From the capacity of the individual evaporators over the weighted ratio V′ of installation depth to fin height, as illustrated in FIG. 13, it can be seen that all evaporators operated with the same refrigerant (R 134a and CO2) are now situated on a constant line substantially independently of their fin height. This explains the selected weighting of the installation depth and fin height relative to one another, which takes the form of the summing of 10 mm to the fin height. Also to be seen again is the capacity advantage of the CO2 evaporators over the R 134a evaporators of the same installation depths. The individual values are again, as above, measured values or values determined by simulation which have been confirmed by measurements.

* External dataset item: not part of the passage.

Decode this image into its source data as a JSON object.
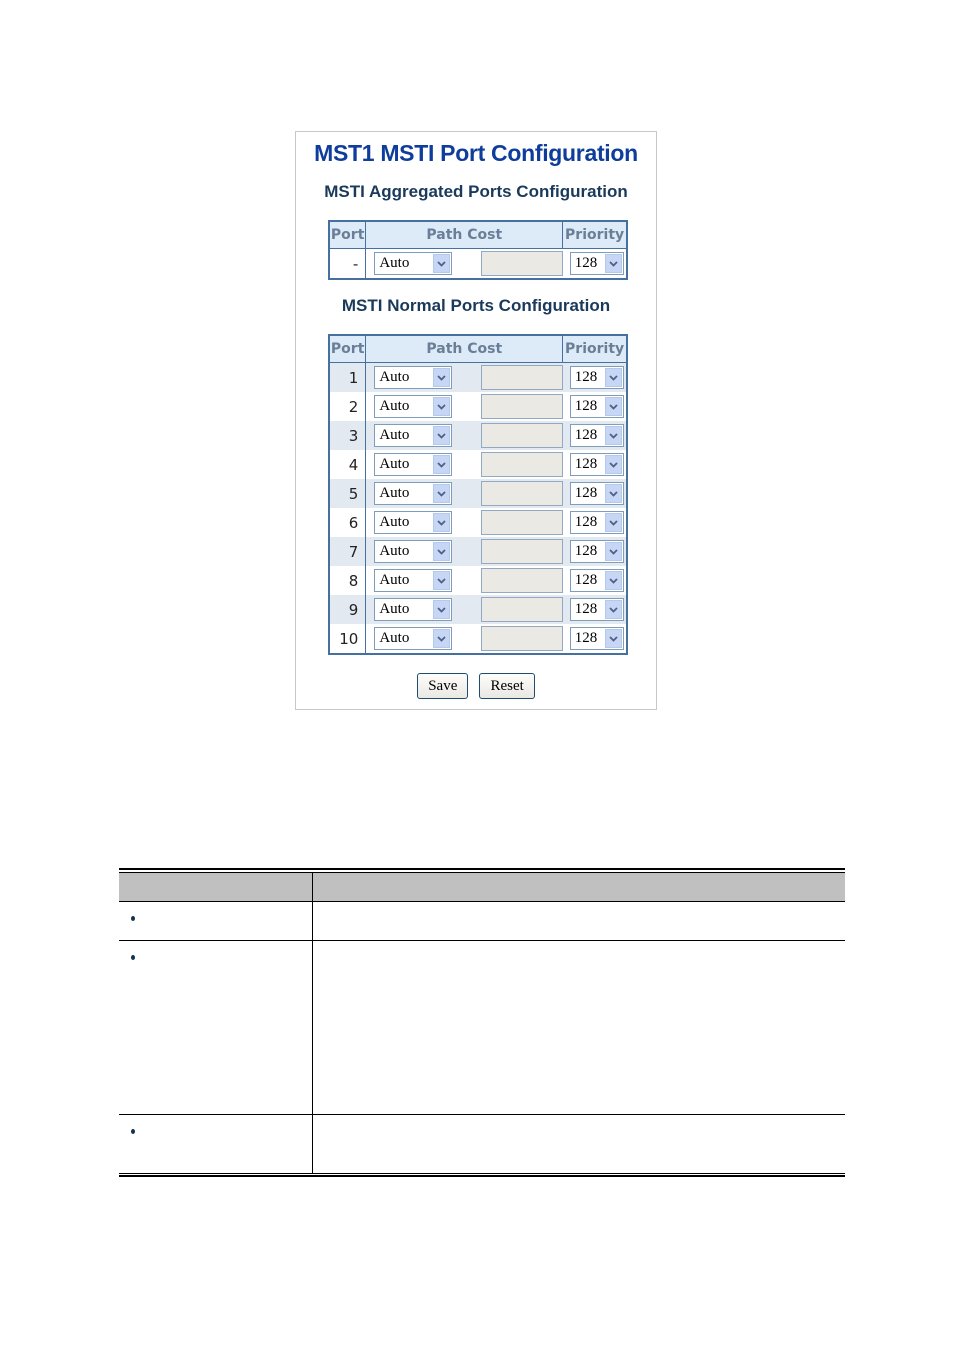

The same statements as above also result, in principle, in the illustration shown in FIG. 14 of the capacity related to the weight over the installation depth related to the weighted fin height in relation to the absolute installation depth (cf. FIG. 11). It has moreover been shown that the capacity related to the weight of the tested R 744 evaporators is a maximum between V′=1.3 and V′=2.8, and appears to drop outside said range. Better values are shown for evaporators above V′=1.5, and values which are better still for evaporators above V′=1.85. The evaporators with the highest capacity related to the weight have a weighted ratio V′ of 2.2 and 2.4. The trend line, in contrast, shows a maximum at approximately V′=2.1.

The same applies in turn for the illustration, shown in FIG. 15, of the capacity/cost ratio plotted over the related installation depth in a comparison (cf. FIGS. 12 and 15). Here, too, the preferences do not change. The capacity, related to the costs, of the R 744 evaporators exceeds that of the R 134a evaporators when the weighted ratio V′ is less than approximately 2.6.

It can be seen that, with the method according to the invention, in which, as a function of the predefined dimensions or parameters, that is to say the installation depth and the fin height, different target parameters such as the costs, the power and the weight can be determined and weighted relative to one another, in particular by means of different weighting, which variants ultimately represent the most favorable embodiments. In this way, it is possible with the method according to the invention, using different application methods which partially also incorporate weighting, for the most favorable dimensions for the R 134a and the CO2 evaporators to be worked out in a particularly efficient way. It is possible in this way for the ideal dimensioning for the individual evaporators to be selected taking into consideration the criteria such as weight, capacity etc.

Specially-developed programs are preferably used for the method, which programs allow the user to specify desired criteria, to specify the desired target parameters, in order to thereby satisfy the requirements for example of the air-conditioning of a motor vehicle. It is necessary in generating a program of said type to introduce or incorporate the experience gained in each case through measurement and/or complex thermodynamic considerations.

The invention is therefore also aimed at an item of software which allows the method according to the invention to be carried out on a computer.

For the CO2 evaporators, particularly favorable installation depths were determined in the range from 20 to 45 mm with a fin height of 4.0 to 10.0 mm.

Proven to be particularly advantageous were installation depths between 35 and 45 mm with fin heights of 5.5 to 10 mm, in particular for use in large vehicles, and installation depths from 20 to 35 mm with fin heights from 4 to 8.5 mm, in particular for use in compact and medium-sized vehicles.